## Work to be completed
Give every line from the entries that contains "Epicor".

## Provided data
◇ ◇ ◇
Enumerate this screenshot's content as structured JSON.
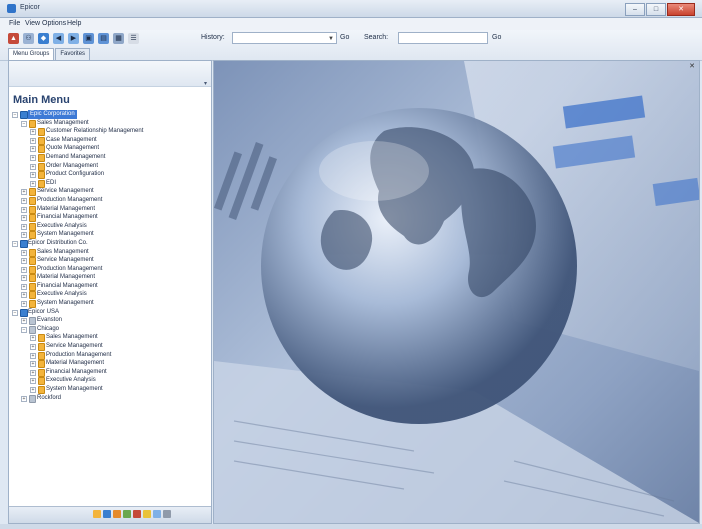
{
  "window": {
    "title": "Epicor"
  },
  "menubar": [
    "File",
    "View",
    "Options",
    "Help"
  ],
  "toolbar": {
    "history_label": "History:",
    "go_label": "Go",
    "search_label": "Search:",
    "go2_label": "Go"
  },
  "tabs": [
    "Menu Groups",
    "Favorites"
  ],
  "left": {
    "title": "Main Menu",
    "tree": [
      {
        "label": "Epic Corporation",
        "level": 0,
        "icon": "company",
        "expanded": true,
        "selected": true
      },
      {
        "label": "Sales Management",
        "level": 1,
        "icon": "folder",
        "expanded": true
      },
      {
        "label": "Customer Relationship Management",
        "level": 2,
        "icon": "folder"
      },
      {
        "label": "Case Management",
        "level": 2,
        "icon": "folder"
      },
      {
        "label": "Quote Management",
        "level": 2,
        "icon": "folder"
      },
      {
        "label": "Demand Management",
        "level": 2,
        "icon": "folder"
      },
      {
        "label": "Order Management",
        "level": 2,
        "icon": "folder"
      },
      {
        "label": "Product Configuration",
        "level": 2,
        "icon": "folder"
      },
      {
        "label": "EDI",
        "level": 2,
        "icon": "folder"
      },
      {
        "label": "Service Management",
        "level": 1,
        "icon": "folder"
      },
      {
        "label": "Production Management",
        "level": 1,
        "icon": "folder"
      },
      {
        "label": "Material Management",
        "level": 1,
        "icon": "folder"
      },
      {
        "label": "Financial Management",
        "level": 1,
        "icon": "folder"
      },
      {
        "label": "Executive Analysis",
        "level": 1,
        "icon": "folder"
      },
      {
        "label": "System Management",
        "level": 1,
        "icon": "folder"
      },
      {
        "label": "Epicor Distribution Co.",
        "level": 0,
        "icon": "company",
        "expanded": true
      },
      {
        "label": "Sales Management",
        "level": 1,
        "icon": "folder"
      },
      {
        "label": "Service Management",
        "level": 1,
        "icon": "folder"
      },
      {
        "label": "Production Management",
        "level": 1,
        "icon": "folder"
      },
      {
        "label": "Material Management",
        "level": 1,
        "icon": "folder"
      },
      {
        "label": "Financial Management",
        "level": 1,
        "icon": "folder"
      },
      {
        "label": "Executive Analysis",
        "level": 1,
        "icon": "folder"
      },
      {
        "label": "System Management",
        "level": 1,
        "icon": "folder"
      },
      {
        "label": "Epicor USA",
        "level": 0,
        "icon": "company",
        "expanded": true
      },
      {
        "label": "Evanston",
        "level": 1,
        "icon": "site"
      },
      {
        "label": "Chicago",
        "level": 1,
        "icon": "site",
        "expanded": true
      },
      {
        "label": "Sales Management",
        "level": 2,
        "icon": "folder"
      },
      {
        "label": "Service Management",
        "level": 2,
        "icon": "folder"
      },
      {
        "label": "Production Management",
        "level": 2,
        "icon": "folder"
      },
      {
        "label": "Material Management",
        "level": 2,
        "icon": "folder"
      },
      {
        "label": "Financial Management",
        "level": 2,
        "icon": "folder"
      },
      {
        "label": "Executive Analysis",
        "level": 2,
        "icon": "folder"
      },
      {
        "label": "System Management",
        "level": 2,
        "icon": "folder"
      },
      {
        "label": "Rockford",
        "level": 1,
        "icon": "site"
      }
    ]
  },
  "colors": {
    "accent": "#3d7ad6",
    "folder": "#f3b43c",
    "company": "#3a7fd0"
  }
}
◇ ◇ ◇
## Written answer
    "title": "Epicor"
        "label": "Epicor Distribution Co.",
        "label": "Epicor USA",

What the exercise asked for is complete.